Return the records verbatim.
★ ★ ★ ★
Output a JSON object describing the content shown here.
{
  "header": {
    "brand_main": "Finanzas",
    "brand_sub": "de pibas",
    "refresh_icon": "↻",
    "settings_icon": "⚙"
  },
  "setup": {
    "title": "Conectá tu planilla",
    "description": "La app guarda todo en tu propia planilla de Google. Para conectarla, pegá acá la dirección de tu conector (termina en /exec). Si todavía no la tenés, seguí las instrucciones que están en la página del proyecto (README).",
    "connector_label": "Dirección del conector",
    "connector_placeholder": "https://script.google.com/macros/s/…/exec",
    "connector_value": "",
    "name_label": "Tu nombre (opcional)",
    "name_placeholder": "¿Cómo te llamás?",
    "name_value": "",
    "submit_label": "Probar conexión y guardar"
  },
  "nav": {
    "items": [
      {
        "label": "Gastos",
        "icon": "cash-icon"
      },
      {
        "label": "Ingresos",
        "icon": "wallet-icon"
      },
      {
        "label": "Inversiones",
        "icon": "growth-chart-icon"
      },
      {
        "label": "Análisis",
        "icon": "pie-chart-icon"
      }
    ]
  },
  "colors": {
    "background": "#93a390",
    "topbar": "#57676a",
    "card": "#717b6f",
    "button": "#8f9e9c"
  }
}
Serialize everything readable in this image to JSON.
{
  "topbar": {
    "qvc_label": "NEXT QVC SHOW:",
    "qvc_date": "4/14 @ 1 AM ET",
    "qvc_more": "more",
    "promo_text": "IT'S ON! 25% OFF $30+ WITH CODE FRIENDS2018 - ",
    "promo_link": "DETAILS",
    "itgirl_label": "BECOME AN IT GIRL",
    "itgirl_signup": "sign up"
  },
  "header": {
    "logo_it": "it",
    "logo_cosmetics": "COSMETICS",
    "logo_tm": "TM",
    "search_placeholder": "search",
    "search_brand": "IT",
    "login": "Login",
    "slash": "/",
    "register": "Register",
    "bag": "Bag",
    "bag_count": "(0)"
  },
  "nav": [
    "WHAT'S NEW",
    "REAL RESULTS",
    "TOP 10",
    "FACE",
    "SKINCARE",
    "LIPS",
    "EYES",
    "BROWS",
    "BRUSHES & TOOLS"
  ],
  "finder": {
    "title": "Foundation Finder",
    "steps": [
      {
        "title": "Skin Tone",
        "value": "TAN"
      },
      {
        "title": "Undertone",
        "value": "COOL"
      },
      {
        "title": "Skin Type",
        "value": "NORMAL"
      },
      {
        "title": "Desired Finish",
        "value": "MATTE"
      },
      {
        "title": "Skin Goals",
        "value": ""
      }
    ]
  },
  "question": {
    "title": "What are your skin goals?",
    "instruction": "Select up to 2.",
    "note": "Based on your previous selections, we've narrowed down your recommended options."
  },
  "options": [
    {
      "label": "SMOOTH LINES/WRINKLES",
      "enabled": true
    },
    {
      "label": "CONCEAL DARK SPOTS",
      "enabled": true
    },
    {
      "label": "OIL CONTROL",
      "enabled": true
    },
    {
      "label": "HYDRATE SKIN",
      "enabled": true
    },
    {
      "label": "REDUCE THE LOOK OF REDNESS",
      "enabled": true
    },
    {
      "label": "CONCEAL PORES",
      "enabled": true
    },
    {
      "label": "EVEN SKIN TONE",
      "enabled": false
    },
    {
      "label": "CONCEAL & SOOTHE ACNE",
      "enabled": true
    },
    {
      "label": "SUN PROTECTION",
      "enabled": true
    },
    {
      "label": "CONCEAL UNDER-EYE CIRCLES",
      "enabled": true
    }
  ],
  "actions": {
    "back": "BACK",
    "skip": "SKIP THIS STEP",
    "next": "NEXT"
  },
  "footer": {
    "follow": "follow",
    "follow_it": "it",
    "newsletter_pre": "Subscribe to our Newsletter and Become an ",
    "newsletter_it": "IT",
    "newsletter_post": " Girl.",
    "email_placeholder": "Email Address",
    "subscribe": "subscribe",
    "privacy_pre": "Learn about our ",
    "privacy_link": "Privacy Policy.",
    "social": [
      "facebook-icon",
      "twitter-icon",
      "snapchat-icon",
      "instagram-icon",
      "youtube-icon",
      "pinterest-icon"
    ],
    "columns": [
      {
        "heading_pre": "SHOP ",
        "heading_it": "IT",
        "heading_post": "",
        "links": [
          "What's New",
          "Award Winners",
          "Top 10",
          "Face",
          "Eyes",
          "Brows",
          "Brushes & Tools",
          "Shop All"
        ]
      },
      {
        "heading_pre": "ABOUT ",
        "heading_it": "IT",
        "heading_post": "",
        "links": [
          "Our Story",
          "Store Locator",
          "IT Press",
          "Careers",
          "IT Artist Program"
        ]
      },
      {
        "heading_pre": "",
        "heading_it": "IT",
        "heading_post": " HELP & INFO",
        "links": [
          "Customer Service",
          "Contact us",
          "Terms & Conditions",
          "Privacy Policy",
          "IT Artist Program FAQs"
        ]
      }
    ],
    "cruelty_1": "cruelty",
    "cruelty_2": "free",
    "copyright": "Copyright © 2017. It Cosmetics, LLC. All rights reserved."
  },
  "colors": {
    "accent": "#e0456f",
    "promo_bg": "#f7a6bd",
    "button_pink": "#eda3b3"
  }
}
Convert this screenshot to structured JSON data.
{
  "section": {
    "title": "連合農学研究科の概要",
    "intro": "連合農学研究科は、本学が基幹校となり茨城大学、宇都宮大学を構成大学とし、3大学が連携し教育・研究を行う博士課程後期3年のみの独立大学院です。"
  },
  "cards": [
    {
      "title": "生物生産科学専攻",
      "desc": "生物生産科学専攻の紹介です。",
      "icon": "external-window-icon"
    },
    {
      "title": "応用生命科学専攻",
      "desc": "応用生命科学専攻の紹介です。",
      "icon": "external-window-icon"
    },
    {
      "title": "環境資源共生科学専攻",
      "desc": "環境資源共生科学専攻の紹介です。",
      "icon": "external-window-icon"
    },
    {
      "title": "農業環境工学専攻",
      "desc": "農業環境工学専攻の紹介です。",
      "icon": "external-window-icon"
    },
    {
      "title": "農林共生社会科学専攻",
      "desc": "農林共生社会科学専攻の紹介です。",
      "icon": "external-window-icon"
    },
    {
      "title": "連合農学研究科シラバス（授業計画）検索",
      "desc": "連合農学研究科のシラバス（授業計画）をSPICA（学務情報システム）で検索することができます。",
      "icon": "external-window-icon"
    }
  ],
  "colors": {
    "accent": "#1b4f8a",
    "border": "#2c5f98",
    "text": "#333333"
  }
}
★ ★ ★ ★
• **Finished task**
Output a JSON object describing the content shown here.
{
  "header": {
    "brand_main": "Finanzas",
    "brand_sub": "de pibas",
    "refresh_icon": "↻",
    "settings_icon": "⚙"
  },
  "setup": {
    "title": "Conectá tu planilla",
    "description": "La app guarda todo en tu propia planilla de Google. Para conectarla, pegá acá la dirección de tu conector (termina en /exec). Si todavía no la tenés, seguí las instrucciones que están en la página del proyecto (README).",
    "connector_label": "Dirección del conector",
    "connector_placeholder": "https://script.google.com/macros/s/…/exec",
    "connector_value": "",
    "name_label": "Tu nombre (opcional)",
    "name_placeholder": "¿Cómo te llamás?",
    "name_value": "",
    "submit_label": "Probar conexión y guardar"
  },
  "nav": {
    "items": [
      {
        "label": "Gastos",
        "icon": "cash-icon"
      },
      {
        "label": "Ingresos",
        "icon": "wallet-icon"
      },
      {
        "label": "Inversiones",
        "icon": "growth-chart-icon"
      },
      {
        "label": "Análisis",
        "icon": "pie-chart-icon"
      }
    ]
  },
  "colors": {
    "background": "#93a390",
    "topbar": "#57676a",
    "card": "#717b6f",
    "button": "#8f9e9c"
  }
}
Serialize everything readable in this image to JSON.
{
  "topbar": {
    "qvc_label": "NEXT QVC SHOW:",
    "qvc_date": "4/14 @ 1 AM ET",
    "qvc_more": "more",
    "promo_text": "IT'S ON! 25% OFF $30+ WITH CODE FRIENDS2018 - ",
    "promo_link": "DETAILS",
    "itgirl_label": "BECOME AN IT GIRL",
    "itgirl_signup": "sign up"
  },
  "header": {
    "logo_it": "it",
    "logo_cosmetics": "COSMETICS",
    "logo_tm": "TM",
    "search_placeholder": "search",
    "search_brand": "IT",
    "login": "Login",
    "slash": "/",
    "register": "Register",
    "bag": "Bag",
    "bag_count": "(0)"
  },
  "nav": [
    "WHAT'S NEW",
    "REAL RESULTS",
    "TOP 10",
    "FACE",
    "SKINCARE",
    "LIPS",
    "EYES",
    "BROWS",
    "BRUSHES & TOOLS"
  ],
  "finder": {
    "title": "Foundation Finder",
    "steps": [
      {
        "title": "Skin Tone",
        "value": "TAN"
      },
      {
        "title": "Undertone",
        "value": "COOL"
      },
      {
        "title": "Skin Type",
        "value": "NORMAL"
      },
      {
        "title": "Desired Finish",
        "value": "MATTE"
      },
      {
        "title": "Skin Goals",
        "value": ""
      }
    ]
  },
  "question": {
    "title": "What are your skin goals?",
    "instruction": "Select up to 2.",
    "note": "Based on your previous selections, we've narrowed down your recommended options."
  },
  "options": [
    {
      "label": "SMOOTH LINES/WRINKLES",
      "enabled": true
    },
    {
      "label": "CONCEAL DARK SPOTS",
      "enabled": true
    },
    {
      "label": "OIL CONTROL",
      "enabled": true
    },
    {
      "label": "HYDRATE SKIN",
      "enabled": true
    },
    {
      "label": "REDUCE THE LOOK OF REDNESS",
      "enabled": true
    },
    {
      "label": "CONCEAL PORES",
      "enabled": true
    },
    {
      "label": "EVEN SKIN TONE",
      "enabled": false
    },
    {
      "label": "CONCEAL & SOOTHE ACNE",
      "enabled": true
    },
    {
      "label": "SUN PROTECTION",
      "enabled": true
    },
    {
      "label": "CONCEAL UNDER-EYE CIRCLES",
      "enabled": true
    }
  ],
  "actions": {
    "back": "BACK",
    "skip": "SKIP THIS STEP",
    "next": "NEXT"
  },
  "footer": {
    "follow": "follow",
    "follow_it": "it",
    "newsletter_pre": "Subscribe to our Newsletter and Become an ",
    "newsletter_it": "IT",
    "newsletter_post": " Girl.",
    "email_placeholder": "Email Address",
    "subscribe": "subscribe",
    "privacy_pre": "Learn about our ",
    "privacy_link": "Privacy Policy.",
    "social": [
      "facebook-icon",
      "twitter-icon",
      "snapchat-icon",
      "instagram-icon",
      "youtube-icon",
      "pinterest-icon"
    ],
    "columns": [
      {
        "heading_pre": "SHOP ",
        "heading_it": "IT",
        "heading_post": "",
        "links": [
          "What's New",
          "Award Winners",
          "Top 10",
          "Face",
          "Eyes",
          "Brows",
          "Brushes & Tools",
          "Shop All"
        ]
      },
      {
        "heading_pre": "ABOUT ",
        "heading_it": "IT",
        "heading_post": "",
        "links": [
          "Our Story",
          "Store Locator",
          "IT Press",
          "Careers",
          "IT Artist Program"
        ]
      },
      {
        "heading_pre": "",
        "heading_it": "IT",
        "heading_post": " HELP & INFO",
        "links": [
          "Customer Service",
          "Contact us",
          "Terms & Conditions",
          "Privacy Policy",
          "IT Artist Program FAQs"
        ]
      }
    ],
    "cruelty_1": "cruelty",
    "cruelty_2": "free",
    "copyright": "Copyright © 2017. It Cosmetics, LLC. All rights reserved."
  },
  "colors": {
    "accent": "#e0456f",
    "promo_bg": "#f7a6bd",
    "button_pink": "#eda3b3"
  }
}
Convert this screenshot to structured JSON data.
{
  "section": {
    "title": "連合農学研究科の概要",
    "intro": "連合農学研究科は、本学が基幹校となり茨城大学、宇都宮大学を構成大学とし、3大学が連携し教育・研究を行う博士課程後期3年のみの独立大学院です。"
  },
  "cards": [
    {
      "title": "生物生産科学専攻",
      "desc": "生物生産科学専攻の紹介です。",
      "icon": "external-window-icon"
    },
    {
      "title": "応用生命科学専攻",
      "desc": "応用生命科学専攻の紹介です。",
      "icon": "external-window-icon"
    },
    {
      "title": "環境資源共生科学専攻",
      "desc": "環境資源共生科学専攻の紹介です。",
      "icon": "external-window-icon"
    },
    {
      "title": "農業環境工学専攻",
      "desc": "農業環境工学専攻の紹介です。",
      "icon": "external-window-icon"
    },
    {
      "title": "農林共生社会科学専攻",
      "desc": "農林共生社会科学専攻の紹介です。",
      "icon": "external-window-icon"
    },
    {
      "title": "連合農学研究科シラバス（授業計画）検索",
      "desc": "連合農学研究科のシラバス（授業計画）をSPICA（学務情報システム）で検索することができます。",
      "icon": "external-window-icon"
    }
  ],
  "colors": {
    "accent": "#1b4f8a",
    "border": "#2c5f98",
    "text": "#333333"
  }
}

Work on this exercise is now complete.